In 2016, I took my first solo trip to Mallorca to work on a project. I then decided I was going to move out there. Everyone thought I was crazy, which provoked my “I can and I will, watch me” attitude. I have lived as a nomad ever since.
When did you realize that you wanted to make travel a lifestyle? Was there a trigger point?
Once I started meeting such incredible people, I got hooked. I always thrive on new connections, and travelling definitely satisfies this urge.
How did you go about making the transition to a lifestyle traveler? Was it a seamless transition or a bit difficult?
It took me a while to find my feet, and there were many panic attacks and freakout moments along the way. Learning to drive on the ‘other side’ of the road will always be a memorable moment into transitioning.
I’ve always been super lucky with new opportunities of places to go and people to stay with landing on my lap, which really helped the transition.
“Everyone thought I was crazy, which provoked my ‘I can and I will, watch me’ attitude. I have lived as a nomad ever since.”
Could you elaborate on what you do for work as a marketing guru? Do you work remotely for a company, freelance, or have your own location independent business?
I work as a Marketing mentor where I help business owners create a practical plan to organically grow, develop, and launch their business. This includes hands-on collaborative implementation and mentoring where they need it.
I also run many online courses and programmes, including topics surrounding promotional fear and marketing confidence.

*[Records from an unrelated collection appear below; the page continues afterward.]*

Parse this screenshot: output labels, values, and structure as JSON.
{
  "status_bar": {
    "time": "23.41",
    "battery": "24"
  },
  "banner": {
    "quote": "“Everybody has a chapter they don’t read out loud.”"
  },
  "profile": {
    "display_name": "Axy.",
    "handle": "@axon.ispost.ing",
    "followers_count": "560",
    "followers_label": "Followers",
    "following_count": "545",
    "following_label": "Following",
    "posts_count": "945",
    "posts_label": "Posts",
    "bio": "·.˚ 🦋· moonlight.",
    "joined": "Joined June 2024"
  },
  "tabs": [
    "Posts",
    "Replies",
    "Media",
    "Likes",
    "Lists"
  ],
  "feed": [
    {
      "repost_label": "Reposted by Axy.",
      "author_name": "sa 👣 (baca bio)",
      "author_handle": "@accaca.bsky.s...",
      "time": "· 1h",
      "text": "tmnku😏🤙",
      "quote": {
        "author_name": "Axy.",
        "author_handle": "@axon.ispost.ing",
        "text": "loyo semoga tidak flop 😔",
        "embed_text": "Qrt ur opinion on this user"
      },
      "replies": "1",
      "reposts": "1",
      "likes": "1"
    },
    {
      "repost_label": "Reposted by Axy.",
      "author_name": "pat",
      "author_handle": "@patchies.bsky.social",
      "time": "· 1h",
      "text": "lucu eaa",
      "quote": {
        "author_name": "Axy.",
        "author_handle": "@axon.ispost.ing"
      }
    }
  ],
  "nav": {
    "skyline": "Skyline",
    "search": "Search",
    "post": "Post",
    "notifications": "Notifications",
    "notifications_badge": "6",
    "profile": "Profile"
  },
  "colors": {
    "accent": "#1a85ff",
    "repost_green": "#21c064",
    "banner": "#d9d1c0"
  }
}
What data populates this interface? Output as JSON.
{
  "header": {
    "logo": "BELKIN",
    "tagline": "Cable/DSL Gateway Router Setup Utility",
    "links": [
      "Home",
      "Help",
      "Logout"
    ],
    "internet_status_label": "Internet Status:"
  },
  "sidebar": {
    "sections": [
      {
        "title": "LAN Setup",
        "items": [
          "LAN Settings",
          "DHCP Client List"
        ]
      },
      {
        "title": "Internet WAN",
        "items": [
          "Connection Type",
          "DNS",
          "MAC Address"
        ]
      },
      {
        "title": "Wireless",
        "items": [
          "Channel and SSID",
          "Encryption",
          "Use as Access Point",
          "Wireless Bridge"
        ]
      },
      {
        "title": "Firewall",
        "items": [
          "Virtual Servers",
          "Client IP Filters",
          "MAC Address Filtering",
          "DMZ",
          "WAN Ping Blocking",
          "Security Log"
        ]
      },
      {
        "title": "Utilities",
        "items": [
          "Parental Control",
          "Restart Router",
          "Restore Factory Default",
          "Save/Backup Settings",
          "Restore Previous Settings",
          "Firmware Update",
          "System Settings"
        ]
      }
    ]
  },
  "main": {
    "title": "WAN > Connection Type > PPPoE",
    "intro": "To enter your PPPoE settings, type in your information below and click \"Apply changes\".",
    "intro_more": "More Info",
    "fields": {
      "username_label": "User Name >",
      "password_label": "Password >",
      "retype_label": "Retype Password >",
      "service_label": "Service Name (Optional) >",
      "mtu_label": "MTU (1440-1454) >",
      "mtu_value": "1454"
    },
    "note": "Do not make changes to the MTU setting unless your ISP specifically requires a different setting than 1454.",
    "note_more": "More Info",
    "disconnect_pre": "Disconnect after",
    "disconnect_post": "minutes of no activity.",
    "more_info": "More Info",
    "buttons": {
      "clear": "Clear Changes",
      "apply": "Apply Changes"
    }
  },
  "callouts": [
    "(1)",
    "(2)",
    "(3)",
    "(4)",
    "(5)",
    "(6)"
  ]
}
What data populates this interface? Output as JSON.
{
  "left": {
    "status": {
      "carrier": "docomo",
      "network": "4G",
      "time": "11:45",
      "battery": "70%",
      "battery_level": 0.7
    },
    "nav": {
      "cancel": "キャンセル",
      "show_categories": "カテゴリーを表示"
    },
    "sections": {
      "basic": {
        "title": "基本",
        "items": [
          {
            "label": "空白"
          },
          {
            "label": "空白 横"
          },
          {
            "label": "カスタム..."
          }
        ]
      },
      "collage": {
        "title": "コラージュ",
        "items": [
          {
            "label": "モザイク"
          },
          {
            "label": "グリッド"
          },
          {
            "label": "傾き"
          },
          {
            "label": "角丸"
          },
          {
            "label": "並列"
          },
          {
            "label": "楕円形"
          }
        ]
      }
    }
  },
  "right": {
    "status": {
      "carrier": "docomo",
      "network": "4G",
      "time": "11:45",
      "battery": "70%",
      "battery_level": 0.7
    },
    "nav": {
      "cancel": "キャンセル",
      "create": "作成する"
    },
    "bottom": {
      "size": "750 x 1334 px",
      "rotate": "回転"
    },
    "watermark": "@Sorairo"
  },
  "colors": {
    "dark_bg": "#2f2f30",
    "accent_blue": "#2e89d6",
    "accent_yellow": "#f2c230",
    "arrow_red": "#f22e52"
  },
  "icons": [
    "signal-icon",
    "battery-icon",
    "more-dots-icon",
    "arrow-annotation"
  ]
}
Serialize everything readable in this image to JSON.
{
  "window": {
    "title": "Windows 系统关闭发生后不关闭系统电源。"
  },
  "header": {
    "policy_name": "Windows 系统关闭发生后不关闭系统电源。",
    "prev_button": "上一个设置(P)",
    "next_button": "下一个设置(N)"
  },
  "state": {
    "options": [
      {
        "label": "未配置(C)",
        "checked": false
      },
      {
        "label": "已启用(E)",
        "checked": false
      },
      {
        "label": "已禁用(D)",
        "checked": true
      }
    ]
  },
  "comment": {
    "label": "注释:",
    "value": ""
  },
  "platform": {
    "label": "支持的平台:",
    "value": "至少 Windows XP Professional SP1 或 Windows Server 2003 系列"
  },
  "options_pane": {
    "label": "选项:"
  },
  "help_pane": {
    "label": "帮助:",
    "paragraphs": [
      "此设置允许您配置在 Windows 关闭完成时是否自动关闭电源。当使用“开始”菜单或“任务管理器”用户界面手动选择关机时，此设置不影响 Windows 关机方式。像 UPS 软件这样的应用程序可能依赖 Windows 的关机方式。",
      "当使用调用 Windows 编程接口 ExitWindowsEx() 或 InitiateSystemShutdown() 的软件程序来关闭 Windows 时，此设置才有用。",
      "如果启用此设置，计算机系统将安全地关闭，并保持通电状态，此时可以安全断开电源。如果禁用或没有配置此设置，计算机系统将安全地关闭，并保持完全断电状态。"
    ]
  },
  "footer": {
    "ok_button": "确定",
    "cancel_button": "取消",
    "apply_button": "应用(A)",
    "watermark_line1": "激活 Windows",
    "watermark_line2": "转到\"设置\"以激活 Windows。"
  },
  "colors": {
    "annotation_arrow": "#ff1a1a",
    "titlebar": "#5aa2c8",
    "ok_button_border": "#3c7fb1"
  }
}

I run a Facebook group, The Marketing Flamboyance, where I host free training sessions focused on marketing clarity and creativity.
How do you manage working and traveling? Are there any specific apps you use to manage your work and lifestyle?
I’m completely addicted to Google Drive and use it for everything. Trello keeps me organised and on-track with goals and to-dos.
I also swear by my booking system, Calendly, which manages my calendar, confirmations, time zones, reminders, and payments for client sessions.
What is your preferred method of traveling/living? Do you move constantly/stay at a few places for a few months/have a base/multiple bases?
I went through a phase of short-term house sitting one week at a time which lasted for 4 months. Safe to say I got tired of that pretty quickly, and woke up confused as to where I was each morning!
Now I prefer to stay a month at a time at a place, as this really helps ground me, and helps with productivity.
“Be open to experiences and go for it!”
What seasons, if any, do you prefer to chase?
I don’t like full summer heat so I actually travel Spain and Europe during the spring and fall, returning to the UK mostly in the winter. The UK is better geared for colder weather, and I like to get cosy with the log fire!
What destinations do you consider to be the best for digital nomads/location independent lifestyles? Why?
Bali and Thailand for sure. Coworking spots, cheap rent, and good vibes.
How do you go about making new friends/dating while traveling?
Facebook groups are great, in particular Girl Gone International.
Credit: Chloe Morris
How do you keep your long-distance friendships/relationships alive?
I regularly interact with my friends through Instagram and Whatsapp. I have a LOT of friends spread out, and manage to keep up with them regularly.
What is it that you like most about the traveler lifestyle?
Meeting new people, new experiences, and constant inspiration.
Is there anything you dislike about the traveler lifestyle?
When things go wrong. Visas. When people who aren’t travellers just ‘don’t get it.’
What’s something that’s currently missing from your life? Is there something stopping you from getting it?
Being able to ‘make home’ by having nice interiors or homeware sometimes! One day though…
Is there something you know now about the traveler lifestyle that you wish you knew before making the switch?
Get your business set up remotely earlier, and believe in yourself.
Do you see yourself living this lifestyle forever? Or will you go back to a more “traditional” life at some point?
Semi-traditional. I would like more of a base to travel from, and perhaps a campervan.
What’s your best advice for someone wanting to transition to a life of travel?
Be open to experiences and go for it!